he stayed behind with the wounded men. Not long after, a sergeant,
concerned with the fate of the rag-tag bunch, lifted a pair of binoculars
to his eyes and was shocked and sickened to see enemy soldiers overtake
the group and savagely murder them all, including the chaplain who
was praying for his friends.
Herman Felhoelter would have been 37 years old the following day.
He was awarded the Distinguished Service Cross posthumously. Four
days before his death, he had written his mother: Dont
worry, Mother. Gods will be done. I feel so good to know the
power of your prayers accompanying me. ... I am happy in the thought
that I can help some souls who need help. ...
Robert R. Brett Vietnam War 1936-1968
A touching story with a poignant twist is that of U.S. Navy Chaplain
Robert Brett. Born in Pennsylvania, Brett earned a B.A. and a masters
degree from Catholic University. After graduating from the Naval
Chaplains School in August of 1967, he soon joined the 2nd Battalion,
26th Marines near the Khe Sanh Combat Base in Vietnam.
Brett was known among the troops for his daring and determination
as he traveled from post to post, celebrating Mass in the face of
nearly constant enemy fire. The chaplain had a special assistant
in PFC Alexander S. Chin from Maryland, a religious young man, who
had already earned two Purple Hearts for his bravery. Chin had told
his superiors he could not kill another human, and had been assigned
to help the chaplain. The two were inseparable and became steadfast
On February 22, 1968, the chaplain and his aide found themselves
on an air strip in Khe Sanh where they were waiting for a chopper
to take them back to battalion headquarters. They were about to
board the helicopter when they came under enemy fire. Witnesses
said that Brett told the chopper to take off without him and his
aide, which allowed Lt. Pete Post to go instead. As the two headed
back to the trench, Post watched helplessly as an incoming rocket
struck, killing Brett, Chin and eight others. Fifteen were wounded.
Honored for their bravery, Brett and Chin were buried in their respective

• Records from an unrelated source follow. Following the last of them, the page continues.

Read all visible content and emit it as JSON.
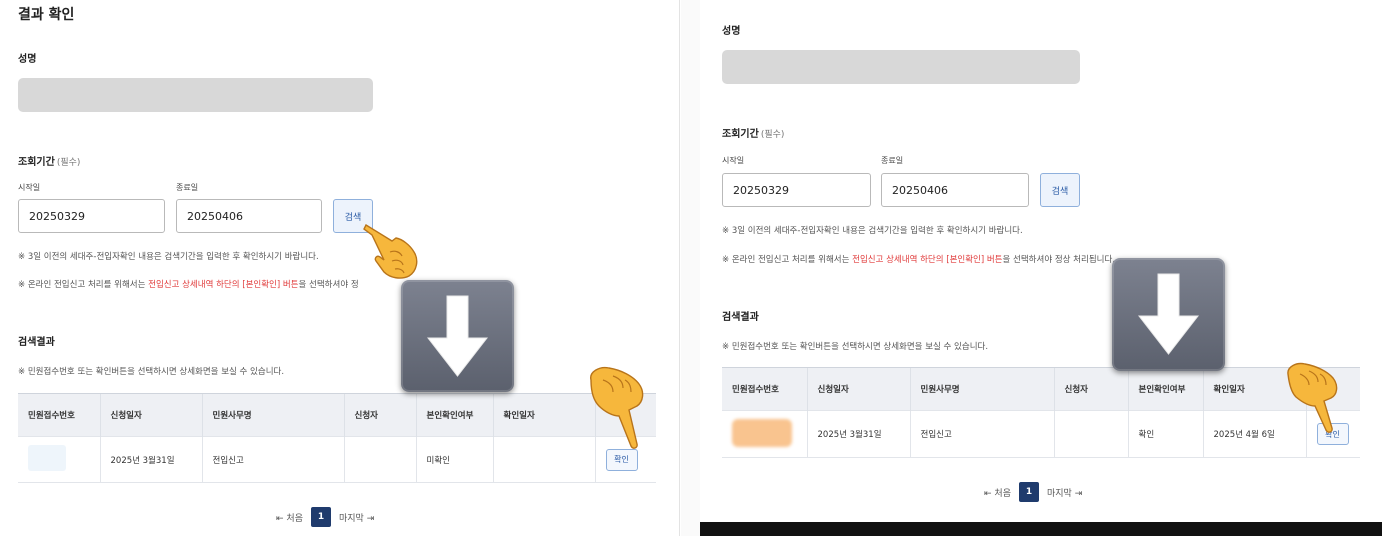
{
  "left": {
    "page_title": "결과 확인",
    "name_label": "성명",
    "period_label": "조회기간",
    "period_required": "(필수)",
    "start_label": "시작일",
    "end_label": "종료일",
    "start_value": "20250329",
    "end_value": "20250406",
    "search_label": "검색",
    "notice1": "※ 3일 이전의 세대주-전입자확인 내용은 검색기간을 입력한 후 확인하시기 바랍니다.",
    "notice2_pre": "※ 온라인 전입신고 처리를 위해서는 ",
    "notice2_hl": "전입신고 상세내역 하단의 [본인확인] 버튼",
    "notice2_post": "을 선택하셔야 정",
    "results_label": "검색결과",
    "results_notice": "※ 민원접수번호 또는 확인버튼을 선택하시면 상세화면을 보실 수 있습니다.",
    "table": {
      "headers": [
        "민원접수번호",
        "신청일자",
        "민원사무명",
        "신청자",
        "본인확인여부",
        "확인일자",
        ""
      ],
      "row": [
        "",
        "2025년 3월31일",
        "전입신고",
        "",
        "미확인",
        "",
        "확인"
      ]
    },
    "pager": {
      "first": "처음",
      "page": "1",
      "last": "마지막"
    }
  },
  "right": {
    "name_label": "성명",
    "period_label": "조회기간",
    "period_required": "(필수)",
    "start_label": "시작일",
    "end_label": "종료일",
    "start_value": "20250329",
    "end_value": "20250406",
    "search_label": "검색",
    "notice1": "※ 3일 이전의 세대주-전입자확인 내용은 검색기간을 입력한 후 확인하시기 바랍니다.",
    "notice2_pre": "※ 온라인 전입신고 처리를 위해서는 ",
    "notice2_hl": "전입신고 상세내역 하단의 [본인확인] 버튼",
    "notice2_post": "을 선택하셔야 정상 처리됩니다.",
    "results_label": "검색결과",
    "results_notice": "※ 민원접수번호 또는 확인버튼을 선택하시면 상세화면을 보실 수 있습니다.",
    "table": {
      "headers": [
        "민원접수번호",
        "신청일자",
        "민원사무명",
        "신청자",
        "본인확인여부",
        "확인일자",
        ""
      ],
      "row": [
        "",
        "2025년 3월31일",
        "전입신고",
        "",
        "확인",
        "2025년 4월 6일",
        "확인"
      ]
    },
    "pager": {
      "first": "처음",
      "page": "1",
      "last": "마지막"
    }
  },
  "icons": {
    "down_arrow": "down-arrow-icon",
    "pointing_hand": "pointing-hand-icon",
    "first_page": "first-page-icon",
    "last_page": "last-page-icon"
  },
  "colors": {
    "highlight_red": "#e03a3a",
    "button_blue": "#2b5ba6",
    "pager_active": "#1f3b6d",
    "redaction_orange": "#f9c48f"
  }
}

family burial plots, where they rested for 30 years. But their story
doesnt end there.
Edward Rouse, nephew of Chaplain Brett, had been 13 years old when
his uncle was killed. He had always greatly admired Brett
so much so that he followed in his uncles footsteps by becoming
a Marine. Because of Chaplain Bretts sacrifice, Rouse and
his family believed it was fitting for him to be buried at Arlington
National Cemetery. In late 1998, Rouse made arrangements for Brett
to be buried on Chaplains Hill.
After learning of the relationship between Brett and Chin, Rouse
hired a private investigator who located Chins family. They
were amenable to Chins remains being moved to Arlington. Rouse
obtained special permission for Chin to be buried on Chaplains
Hill, and in 1999, the chaplains friend was buried beside
him united in death as they had been in life.
This Memorial Day, let us pause in honor of the millions of men
and women who have given their lives in service to this great country
as we remember that freedom is not free.